So let’s try to stay away from the controversy and concentrate on the science. Why is OE vs. OHE even a debate? It is based on the assumption that diseases of the uterus are prevented by removing it—no uterus, no future disease?

OE Preferred in Europe This argument doesn’t fly in Europe, where OE has been practiced for decades with reportedly no increased incidence of uterine disorders. The risk of uterine tumor in particular is extremely small (0.003 percent). In addition, the uterus atrophies after ovariectomy, which may further reduce the risk of disease.

Elizabeth Arnold Stone, a board-certified surgeon at the Ontario Veterinary College in Canada, writes in the last edition of Slatter’s Textbook of Small Animal Surgery: “There is no definitive advantage for removing the uterus in addition to the ovaries during routine neutering. Ovariectomy is less invasive and takes less time than ovariohysterectomy.” This also means that anesthesia is shorter with OE. The complications are similar, although with OE, there is theoretically less risk of hemorrhage, which is the No. 1 complication with OHE. The risk of ovarian remnant syndrome is similar. The risks of urinary incontinence and weight gain are similar. What about the current literature?

This columnist was eager to review for Veterinary Practice News readers over 30 years worth of literature about the art of spaying. Luckily, a group recently did just that for us. A team from the University of Utrecht in the Netherlands, led by van Goethem, performed an extensive review of scientific articles published from 1969 to 2004. The conclusion of the Veterinary Surgery article is fairly straight-forward: “There is no benefit and thus no indication for removing the uterus during routine neutering in healthy bitches. Thus we believe that OE should be the procedure of choice for canine gonadectomy.” First, Do No Harm Van Goethem, et al, also write: “The surgeon has to choose the least invasive, fastest and safest procedure.” If we agree with that basic principle—reminiscent of the “First, do no harm” mantra—and as long as there are no medical contraindications, then it is difficult to argue that OHE is a better choice than OE in selected cases.

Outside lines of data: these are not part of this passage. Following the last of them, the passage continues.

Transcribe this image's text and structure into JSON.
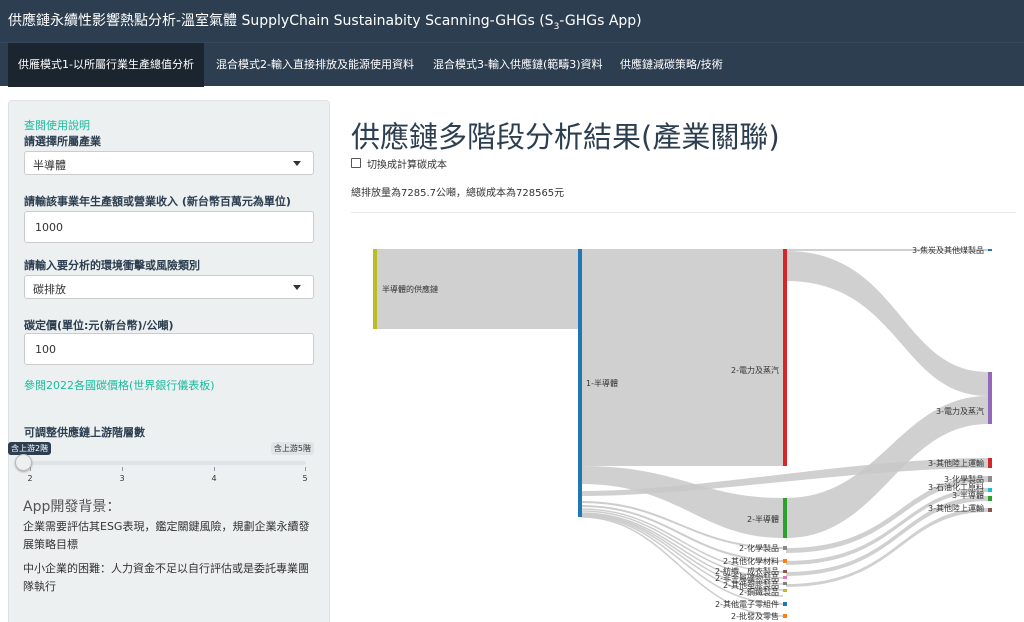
{
  "app": {
    "title": "供應鏈永續性影響熱點分析-溫室氣體 SupplyChain Sustainabity Scanning-GHGs (S",
    "title_sub": "3",
    "title_tail": "-GHGs App)"
  },
  "tabs": [
    {
      "label": "供雁模式1-以所屬行業生產總值分析",
      "active": true
    },
    {
      "label": "混合模式2-輸入直接排放及能源使用資料",
      "active": false
    },
    {
      "label": "混合模式3-輸入供應鏈(範疇3)資料",
      "active": false
    },
    {
      "label": "供應鏈減碳策略/技術",
      "active": false
    }
  ],
  "sidebar": {
    "help_link": "查閱使用說明",
    "industry_label": "請選擇所屬產業",
    "industry_value": "半導體",
    "revenue_label": "請輸該事業年生產額或營業收入 (新台幣百萬元為單位)",
    "revenue_value": "1000",
    "impact_label": "請輸入要分析的環境衝擊或風險類別",
    "impact_value": "碳排放",
    "carbon_price_label": "碳定價(單位:元(新台幣)/公噸)",
    "carbon_price_value": "100",
    "price_link": "參閱2022各國碳價格(世界銀行儀表板)",
    "slider_label": "可調整供應鏈上游階層數",
    "slider_min_badge": "含上游2階",
    "slider_max_badge": "含上游5階",
    "slider_ticks": [
      "2",
      "3",
      "4",
      "5"
    ],
    "slider_value": 2,
    "bg_heading": "App開發背景：",
    "bg_para1": "企業需要評估其ESG表現，鑑定關鍵風險，規劃企業永續發展策略目標",
    "bg_para2": "中小企業的困難：人力資金不足以自行評估或是委託專業團隊執行"
  },
  "main": {
    "title": "供應鏈多階段分析結果(產業關聯)",
    "checkbox_label": "切換成計算碳成本",
    "summary": "總排放量為7285.7公噸，總碳成本為728565元"
  },
  "sankey": {
    "nodes": [
      {
        "label": "半導體的供應鏈",
        "color": "#bcbd22"
      },
      {
        "label": "1-半導體",
        "color": "#1f77b4"
      },
      {
        "label": "2-電力及蒸汽",
        "color": "#d62728"
      },
      {
        "label": "2-半導體",
        "color": "#2ca02c"
      },
      {
        "label": "2-化學製品",
        "color": "#8c8c8c"
      },
      {
        "label": "2-其他化學材料",
        "color": "#ff7f0e"
      },
      {
        "label": "2-紡織、成衣製品",
        "color": "#8c564b"
      },
      {
        "label": "2-非金屬礦物製品",
        "color": "#e377c2"
      },
      {
        "label": "2-其他塑膠製品",
        "color": "#7f7f7f"
      },
      {
        "label": "2-鋼鐵製品",
        "color": "#bcbd22"
      },
      {
        "label": "2-其他電子零組件",
        "color": "#1f77b4"
      },
      {
        "label": "2-批發及零售",
        "color": "#ff7f0e"
      },
      {
        "label": "3-焦炭及其他煤製品",
        "color": "#1f77b4"
      },
      {
        "label": "3-電力及蒸汽",
        "color": "#9467bd"
      },
      {
        "label": "3-其他陸上運輸",
        "color": "#d62728"
      },
      {
        "label": "3-化學製品",
        "color": "#8c8c8c"
      },
      {
        "label": "3-石油化工原料",
        "color": "#17becf"
      },
      {
        "label": "3-半導體",
        "color": "#2ca02c"
      },
      {
        "label": "3-其他陸上運輸",
        "color": "#8c564b"
      }
    ]
  }
}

Proponents of OE maintain that the risk of pyometra is minimal since the pet will no longer have heat cycles. Multiple long-term studies confirm this statement: Stump pyometra did not occur in any patient who had undergone OE. One concern of OHE advocates is that an OE patient exposed to progestagens—endogenous (tumors, ovarian remnant) or exogenous (medications for dermatological diseases)—may be at risk for pyometra. These risks are small, and there are safer alternative to progestagens for dermatological diseases.